> [What you will do]
What follows is a listing. Write it all out exactly.

> [Source material]
- Opening Delimiter -
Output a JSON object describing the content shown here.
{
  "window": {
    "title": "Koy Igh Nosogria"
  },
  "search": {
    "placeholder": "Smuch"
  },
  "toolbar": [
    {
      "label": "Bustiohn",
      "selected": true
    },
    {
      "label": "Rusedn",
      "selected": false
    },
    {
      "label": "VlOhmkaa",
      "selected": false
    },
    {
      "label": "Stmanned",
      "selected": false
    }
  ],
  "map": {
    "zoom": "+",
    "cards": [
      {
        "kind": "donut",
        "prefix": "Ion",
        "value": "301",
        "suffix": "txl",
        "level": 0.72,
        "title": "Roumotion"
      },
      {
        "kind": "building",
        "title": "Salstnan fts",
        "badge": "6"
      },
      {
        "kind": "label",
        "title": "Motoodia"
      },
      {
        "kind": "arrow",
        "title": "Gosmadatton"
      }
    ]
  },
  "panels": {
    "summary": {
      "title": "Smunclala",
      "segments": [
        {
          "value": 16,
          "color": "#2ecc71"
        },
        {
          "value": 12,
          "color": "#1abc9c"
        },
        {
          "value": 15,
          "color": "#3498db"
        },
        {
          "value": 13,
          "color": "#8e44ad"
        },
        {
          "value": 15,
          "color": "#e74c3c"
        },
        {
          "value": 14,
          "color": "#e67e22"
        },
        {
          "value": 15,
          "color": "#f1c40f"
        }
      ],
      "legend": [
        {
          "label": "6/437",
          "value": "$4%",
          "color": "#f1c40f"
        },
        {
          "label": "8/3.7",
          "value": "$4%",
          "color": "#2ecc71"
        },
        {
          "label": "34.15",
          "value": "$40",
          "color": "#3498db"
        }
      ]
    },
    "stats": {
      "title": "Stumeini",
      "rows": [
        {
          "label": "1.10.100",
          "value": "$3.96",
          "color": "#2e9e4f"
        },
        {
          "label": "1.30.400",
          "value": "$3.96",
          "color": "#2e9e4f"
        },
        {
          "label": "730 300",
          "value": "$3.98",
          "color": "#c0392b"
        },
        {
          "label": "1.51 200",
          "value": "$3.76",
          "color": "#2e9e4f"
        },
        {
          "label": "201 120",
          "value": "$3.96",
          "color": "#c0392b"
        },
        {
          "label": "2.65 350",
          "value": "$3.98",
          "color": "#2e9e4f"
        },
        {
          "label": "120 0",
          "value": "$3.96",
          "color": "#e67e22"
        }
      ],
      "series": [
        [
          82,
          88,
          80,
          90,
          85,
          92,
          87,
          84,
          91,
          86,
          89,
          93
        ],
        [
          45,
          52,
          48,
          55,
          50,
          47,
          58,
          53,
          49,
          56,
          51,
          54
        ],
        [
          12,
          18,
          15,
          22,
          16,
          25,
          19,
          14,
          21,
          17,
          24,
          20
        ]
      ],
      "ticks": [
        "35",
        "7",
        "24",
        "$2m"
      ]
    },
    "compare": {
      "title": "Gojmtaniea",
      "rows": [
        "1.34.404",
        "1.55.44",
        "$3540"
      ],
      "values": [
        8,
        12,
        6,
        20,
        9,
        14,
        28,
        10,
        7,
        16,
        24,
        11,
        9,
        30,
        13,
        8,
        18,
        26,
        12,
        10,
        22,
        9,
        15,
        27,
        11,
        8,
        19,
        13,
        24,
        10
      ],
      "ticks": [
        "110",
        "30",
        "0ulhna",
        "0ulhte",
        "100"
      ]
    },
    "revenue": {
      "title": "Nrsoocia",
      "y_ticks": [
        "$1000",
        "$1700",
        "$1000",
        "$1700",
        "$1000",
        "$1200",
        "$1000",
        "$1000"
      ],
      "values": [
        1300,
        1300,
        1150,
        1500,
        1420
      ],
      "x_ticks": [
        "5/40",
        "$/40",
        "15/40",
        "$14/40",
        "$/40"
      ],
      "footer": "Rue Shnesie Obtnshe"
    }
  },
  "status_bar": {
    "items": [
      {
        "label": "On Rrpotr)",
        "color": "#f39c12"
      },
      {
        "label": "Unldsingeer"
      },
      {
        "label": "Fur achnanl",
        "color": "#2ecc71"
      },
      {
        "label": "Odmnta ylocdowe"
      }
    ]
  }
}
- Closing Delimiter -
> [Answer space]
Output a JSON object describing the content shown here.
{
  "window": {
    "title": "Koy Igh Nosogria"
  },
  "search": {
    "placeholder": "Smuch"
  },
  "toolbar": [
    {
      "label": "Bustiohn",
      "selected": true
    },
    {
      "label": "Rusedn",
      "selected": false
    },
    {
      "label": "VlOhmkaa",
      "selected": false
    },
    {
      "label": "Stmanned",
      "selected": false
    }
  ],
  "map": {
    "zoom": "+",
    "cards": [
      {
        "kind": "donut",
        "prefix": "Ion",
        "value": "301",
        "suffix": "txl",
        "level": 0.72,
        "title": "Roumotion"
      },
      {
        "kind": "building",
        "title": "Salstnan fts",
        "badge": "6"
      },
      {
        "kind": "label",
        "title": "Motoodia"
      },
      {
        "kind": "arrow",
        "title": "Gosmadatton"
      }
    ]
  },
  "panels": {
    "summary": {
      "title": "Smunclala",
      "segments": [
        {
          "value": 16,
          "color": "#2ecc71"
        },
        {
          "value": 12,
          "color": "#1abc9c"
        },
        {
          "value": 15,
          "color": "#3498db"
        },
        {
          "value": 13,
          "color": "#8e44ad"
        },
        {
          "value": 15,
          "color": "#e74c3c"
        },
        {
          "value": 14,
          "color": "#e67e22"
        },
        {
          "value": 15,
          "color": "#f1c40f"
        }
      ],
      "legend": [
        {
          "label": "6/437",
          "value": "$4%",
          "color": "#f1c40f"
        },
        {
          "label": "8/3.7",
          "value": "$4%",
          "color": "#2ecc71"
        },
        {
          "label": "34.15",
          "value": "$40",
          "color": "#3498db"
        }
      ]
    },
    "stats": {
      "title": "Stumeini",
      "rows": [
        {
          "label": "1.10.100",
          "value": "$3.96",
          "color": "#2e9e4f"
        },
        {
          "label": "1.30.400",
          "value": "$3.96",
          "color": "#2e9e4f"
        },
        {
          "label": "730 300",
          "value": "$3.98",
          "color": "#c0392b"
        },
        {
          "label": "1.51 200",
          "value": "$3.76",
          "color": "#2e9e4f"
        },
        {
          "label": "201 120",
          "value": "$3.96",
          "color": "#c0392b"
        },
        {
          "label": "2.65 350",
          "value": "$3.98",
          "color": "#2e9e4f"
        },
        {
          "label": "120 0",
          "value": "$3.96",
          "color": "#e67e22"
        }
      ],
      "series": [
        [
          82,
          88,
          80,
          90,
          85,
          92,
          87,
          84,
          91,
          86,
          89,
          93
        ],
        [
          45,
          52,
          48,
          55,
          50,
          47,
          58,
          53,
          49,
          56,
          51,
          54
        ],
        [
          12,
          18,
          15,
          22,
          16,
          25,
          19,
          14,
          21,
          17,
          24,
          20
        ]
      ],
      "ticks": [
        "35",
        "7",
        "24",
        "$2m"
      ]
    },
    "compare": {
      "title": "Gojmtaniea",
      "rows": [
        "1.34.404",
        "1.55.44",
        "$3540"
      ],
      "values": [
        8,
        12,
        6,
        20,
        9,
        14,
        28,
        10,
        7,
        16,
        24,
        11,
        9,
        30,
        13,
        8,
        18,
        26,
        12,
        10,
        22,
        9,
        15,
        27,
        11,
        8,
        19,
        13,
        24,
        10
      ],
      "ticks": [
        "110",
        "30",
        "0ulhna",
        "0ulhte",
        "100"
      ]
    },
    "revenue": {
      "title": "Nrsoocia",
      "y_ticks": [
        "$1000",
        "$1700",
        "$1000",
        "$1700",
        "$1000",
        "$1200",
        "$1000",
        "$1000"
      ],
      "values": [
        1300,
        1300,
        1150,
        1500,
        1420
      ],
      "x_ticks": [
        "5/40",
        "$/40",
        "15/40",
        "$14/40",
        "$/40"
      ],
      "footer": "Rue Shnesie Obtnshe"
    }
  },
  "status_bar": {
    "items": [
      {
        "label": "On Rrpotr)",
        "color": "#f39c12"
      },
      {
        "label": "Unldsingeer"
      },
      {
        "label": "Fur achnanl",
        "color": "#2ecc71"
      },
      {
        "label": "Odmnta ylocdowe"
      }
    ]
  }
}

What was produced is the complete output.